# [Data section]
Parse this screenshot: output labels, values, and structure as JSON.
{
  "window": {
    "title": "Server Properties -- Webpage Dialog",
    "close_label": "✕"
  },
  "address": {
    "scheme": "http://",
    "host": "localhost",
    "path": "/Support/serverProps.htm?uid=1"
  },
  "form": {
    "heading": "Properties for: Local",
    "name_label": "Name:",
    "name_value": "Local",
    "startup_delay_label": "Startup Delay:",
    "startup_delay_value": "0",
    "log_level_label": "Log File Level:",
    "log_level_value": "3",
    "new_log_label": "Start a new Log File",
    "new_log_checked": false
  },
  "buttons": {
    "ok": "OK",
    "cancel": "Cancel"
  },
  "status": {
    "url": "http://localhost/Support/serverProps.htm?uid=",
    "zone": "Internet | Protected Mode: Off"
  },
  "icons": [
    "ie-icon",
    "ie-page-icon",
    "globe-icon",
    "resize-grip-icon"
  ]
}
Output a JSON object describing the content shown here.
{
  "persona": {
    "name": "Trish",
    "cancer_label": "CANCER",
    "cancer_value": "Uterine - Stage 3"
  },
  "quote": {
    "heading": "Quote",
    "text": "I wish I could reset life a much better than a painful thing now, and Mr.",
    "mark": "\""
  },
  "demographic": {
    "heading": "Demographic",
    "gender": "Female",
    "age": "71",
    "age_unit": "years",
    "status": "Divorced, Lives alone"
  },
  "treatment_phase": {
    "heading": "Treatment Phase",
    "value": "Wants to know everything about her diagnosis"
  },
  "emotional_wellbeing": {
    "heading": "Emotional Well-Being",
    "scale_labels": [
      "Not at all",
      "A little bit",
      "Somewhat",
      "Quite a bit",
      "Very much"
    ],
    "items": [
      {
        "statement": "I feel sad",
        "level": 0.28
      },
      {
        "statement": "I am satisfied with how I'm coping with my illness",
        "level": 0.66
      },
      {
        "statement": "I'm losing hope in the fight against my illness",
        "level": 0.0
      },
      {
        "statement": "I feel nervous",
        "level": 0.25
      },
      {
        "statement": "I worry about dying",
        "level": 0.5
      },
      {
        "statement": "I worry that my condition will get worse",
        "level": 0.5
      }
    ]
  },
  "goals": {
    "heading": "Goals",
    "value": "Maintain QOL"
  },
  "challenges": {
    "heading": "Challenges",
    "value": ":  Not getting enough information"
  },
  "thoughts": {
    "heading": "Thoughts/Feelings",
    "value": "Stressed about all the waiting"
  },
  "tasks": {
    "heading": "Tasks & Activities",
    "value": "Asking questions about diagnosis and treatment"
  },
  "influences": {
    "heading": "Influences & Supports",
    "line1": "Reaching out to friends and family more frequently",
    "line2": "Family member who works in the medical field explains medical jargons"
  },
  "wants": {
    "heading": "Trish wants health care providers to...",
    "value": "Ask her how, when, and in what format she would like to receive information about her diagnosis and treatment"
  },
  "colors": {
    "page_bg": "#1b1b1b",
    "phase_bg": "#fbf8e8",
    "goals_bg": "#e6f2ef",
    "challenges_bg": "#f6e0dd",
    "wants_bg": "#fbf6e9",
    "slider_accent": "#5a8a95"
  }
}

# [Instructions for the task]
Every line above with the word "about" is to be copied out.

# [Result below]
    "value": "Wants to know everything about her diagnosis"
        "statement": "I worry about dying",
    "value": "Stressed about all the waiting"
    "value": "Asking questions about diagnosis and treatment"
    "value": "Ask her how, when, and in what format she would like to receive information about her diagnosis and treatment"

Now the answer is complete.